A very classical pan-British phenotype, it has attracted many authors who used this type to define Britishness. Many individuals (mostly women) also show classical "Celtic" dinaromorphism in transition with the first type. When combined with green-grey eyes, this type exhibits a true Irish flavour.





  • Final morphotypes :

Monday, April 19, 2010

Upper Wallis : Wallis (Switzerland)

The Romans called the area Vallis Poenina (Upper Rhône Valley). The Walser settled the upper part of the Wallis about 1000 years ago, coming from the Bernese Oberland. Because of linguistic differences among the Walser dialects, it is supposed that there were two independent immigration routes. From the upper Wallis, they began to spread south, west and east between the 12th and 13th centuries, which is known as the Walser migrations.

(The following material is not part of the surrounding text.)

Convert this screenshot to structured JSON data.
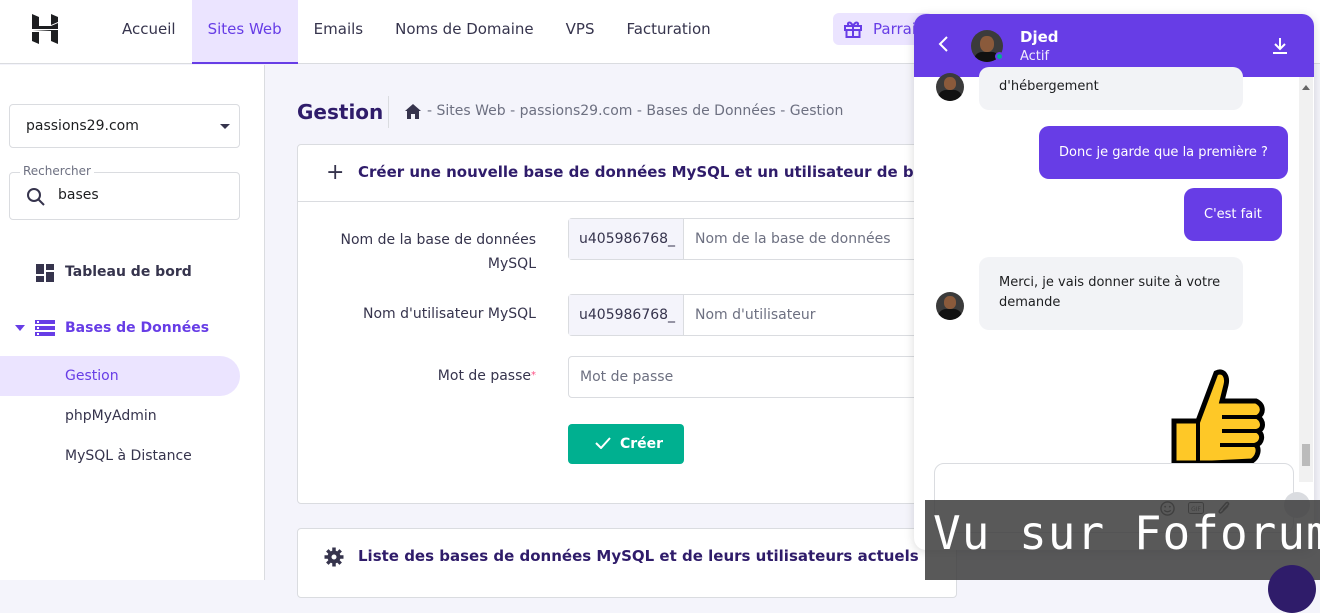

  • Sample :
Full scale


  • Brief anthropological analysis :

- Type 1 : Light complexion, brachymorphic, little and concave nose, square-faced, broad forehead, wide-set eyes, large jaw
~ Alpinoid/Subnordid




This type seems to be quite widespread in the whole Alps, more particularly in German-speaking areas and in the French Rhône valley (Dauphiné, Lyonnais, ...), not so much on the Italian side of the Alps. One can find more leptomorphic and somehow darker individuals.




Dinaromorphic individuals are more specifically Swiss/Austrian-looking (see Austria) and could fall under the next category.




- Type 2 :
Light complexion (from blonde to chestnut hair, light eyes, ...), leptomorphic, narrow "horsy" face, straight or convex nose, high cheekbones, close-set eyes
~ Nordid




This type is quite Germanic-looking whatever that means : it reminds us of many Dutch and German subtypes (more particularly "horsy" Flemish phenotypes). Notice the specific nose shape.


  • Final morphotypes :